ROBERT SIEGEL, host:
This is ALL THINGS CONSIDERED from NPR News. I'm Robert Siegel.
REBECCA ROBERTS, host:
And I'm Rebecca Roberts.
The government announced today that it has increased the rate at which it is dismantling nuclear warheads. But don't ask for details. The actual number of weapons taken apart is classified, as are most numbers associated with the stockpile.
Some lawmakers and others would like to change that, as NPR's David Kestenbaum reports.
DAVID KESTENBAUM: Thomas D'Agostino is the official at the National Nuclear Security Administration who oversees the dismantlement work. What he can tell you is that taking apart a nuclear weapon requires time and care.
Mr. THOMAS D'AGOSTINO (Deputy Administrator for Defense Program, National Nuclear Security Administration): I don't want to make it seem that this is just grab your Phillips screwdriver and start unscrewing things and taking them apart. These are warheads that have conventional high explosives. We worry about lightning. We worry about static electricity. And we are not about to tolerate any errors in this area.
KESTENBAUM: D'Agostino is proud to say that things are ahead of schedule. In the past eight months, he says they have taken apart 50 percent more nuclear warheads than in the whole previous year. But it can't get more specific.
Mr. D'AGOSTINO: I am a bit frustrated that I can't tell you the details, so it would be - I think it would be a good thing for you to hear them.
KESTENBAUM: D'Agostino says the numbers would highlight that the Cold War is over and the stockpile, shrinking. The policy to keep the numbers secret dates back to the 1990s, and it frustrates some lawmakers.
Here's Republican Representative David Hobson of Ohio at a hearing earlier this year. He wants the figures made public so there can be an open debate about what the total number of warheads should be.
Representative DAVID HOBSON (Republican, Ohio): I've been pushing this for years, and the administration has resisted. I don't know why. I suspect our potential adversaries know the number of U.S. nuclear warheads with much better precision than do the members of Congress. I think I know the number, but I can't talk about it.
KESTENBAUM: NPR asked the Department of Defense about the policy. The DOD issued a statement saying, quote, "the basis for the security requirement is to deny militarily useful information to potential or actual enemies, to enhance the effectiveness of nuclear deterrence and to contribute to the security of nuclear weapons, especially against threats of sabotage and terrorism.
But that policy hasn't stopped independent analysts from trying to pin down the numbers.
Mr. ROBERT NORRIS (Senior Research Analyst, Natural Resources Defense Council): I'm Robert Norris. I'm a senior research analyst here at the Natural Resources Defense Council in Washington, D.C.
KESTENBAUM: Do you know how many nuclear weapons the United States has?
Mr. NORRIS: Yes, I do. We have approximately 10,000, and we feel rather confident based on years of analysis that that's pretty close to the real number.
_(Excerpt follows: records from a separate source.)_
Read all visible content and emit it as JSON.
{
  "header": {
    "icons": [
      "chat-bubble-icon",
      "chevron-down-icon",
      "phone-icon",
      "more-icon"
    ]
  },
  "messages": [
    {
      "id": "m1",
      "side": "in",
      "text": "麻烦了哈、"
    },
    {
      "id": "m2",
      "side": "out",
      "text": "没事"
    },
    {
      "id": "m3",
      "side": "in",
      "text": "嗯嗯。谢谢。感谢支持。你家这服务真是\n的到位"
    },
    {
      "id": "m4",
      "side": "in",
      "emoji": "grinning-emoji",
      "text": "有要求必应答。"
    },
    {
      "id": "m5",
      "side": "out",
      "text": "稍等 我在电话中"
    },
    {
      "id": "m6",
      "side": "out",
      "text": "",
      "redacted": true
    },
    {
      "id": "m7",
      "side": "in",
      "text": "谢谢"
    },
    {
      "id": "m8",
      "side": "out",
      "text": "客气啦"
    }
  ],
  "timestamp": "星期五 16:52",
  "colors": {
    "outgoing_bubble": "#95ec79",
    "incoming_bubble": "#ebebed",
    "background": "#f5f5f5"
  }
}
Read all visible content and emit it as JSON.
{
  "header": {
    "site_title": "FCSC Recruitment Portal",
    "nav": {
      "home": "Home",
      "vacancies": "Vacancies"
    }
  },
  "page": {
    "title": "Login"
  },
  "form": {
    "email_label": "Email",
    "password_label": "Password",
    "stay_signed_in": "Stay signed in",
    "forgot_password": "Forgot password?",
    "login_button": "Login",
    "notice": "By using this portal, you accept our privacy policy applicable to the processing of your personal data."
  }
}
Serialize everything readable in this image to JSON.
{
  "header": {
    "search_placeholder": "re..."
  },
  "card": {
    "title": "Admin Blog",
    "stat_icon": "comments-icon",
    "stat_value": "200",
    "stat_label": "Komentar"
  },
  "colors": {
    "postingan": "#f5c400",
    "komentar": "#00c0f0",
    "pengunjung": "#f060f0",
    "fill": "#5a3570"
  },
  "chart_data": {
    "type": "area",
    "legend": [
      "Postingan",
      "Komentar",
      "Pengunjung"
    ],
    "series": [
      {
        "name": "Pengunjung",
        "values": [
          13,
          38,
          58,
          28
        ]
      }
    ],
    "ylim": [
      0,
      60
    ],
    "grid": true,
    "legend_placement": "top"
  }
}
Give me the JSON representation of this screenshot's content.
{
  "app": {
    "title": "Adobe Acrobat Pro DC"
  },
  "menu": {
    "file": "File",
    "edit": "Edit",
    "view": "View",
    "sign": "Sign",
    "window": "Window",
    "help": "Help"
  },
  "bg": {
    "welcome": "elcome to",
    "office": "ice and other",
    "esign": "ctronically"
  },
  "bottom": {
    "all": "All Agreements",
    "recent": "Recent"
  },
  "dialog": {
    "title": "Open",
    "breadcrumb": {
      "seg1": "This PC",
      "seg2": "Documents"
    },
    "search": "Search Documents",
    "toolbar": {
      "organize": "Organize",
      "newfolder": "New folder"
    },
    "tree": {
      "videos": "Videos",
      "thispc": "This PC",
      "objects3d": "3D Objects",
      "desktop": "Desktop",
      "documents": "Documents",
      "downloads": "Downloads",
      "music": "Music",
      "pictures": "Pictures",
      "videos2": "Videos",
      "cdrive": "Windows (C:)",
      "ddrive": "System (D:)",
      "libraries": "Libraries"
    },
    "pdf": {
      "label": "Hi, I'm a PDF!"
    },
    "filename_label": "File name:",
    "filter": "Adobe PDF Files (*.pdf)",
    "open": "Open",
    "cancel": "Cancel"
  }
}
KESTENBAUM: Norris says sometimes there are leaks and nods from people who know, or you can do things like count the missiles that carry the warheads.
President Bush has ordered that the arsenal he started with be cut in half by the year 2012. According to Norris' figures, that will leave about 6,000 in the stockpile.
Hans Kristensen collaborates with Norris - he's at the Federation of American Scientists - and says the announcement today means the U.S. is now dismantling a few hundred warheads a year, probably.
Mr. HANS KRISTENSEN (Project Director, Federation of American Scientists): One of the ridiculous things we've run into is, just seven years ago, you could call up the Pantex plant down in Texas and ask them, oh, so how many weapons did you dismantle last month? And they would give you the number because it wasn't classified. And, you know, I find this so Alice in Wonderland -suddenly, numbers that are very important to assure other countries, friends or allies, that we're going in the right direction about dismantling nuclear weapons cannot be told anymore.
KESTENBAUM: Thomas D'Agostino, the official overseeing the dismantlement, says he has been told the secrecy is precisely because the stockpile is getting smaller. And there is concern adversaries could now use the numbers to puzzle out detailed information.
David Kestenbaum, NPR News.
NPR transcripts are created on a rush deadline by Verb8tm, Inc., an NPR contractor, and produced using a proprietary transcription process developed with NPR. This text may not be in its final form and may be updated or revised in the future. Accuracy and availability may vary. The authoritative record of NPR’s programming is the audio record.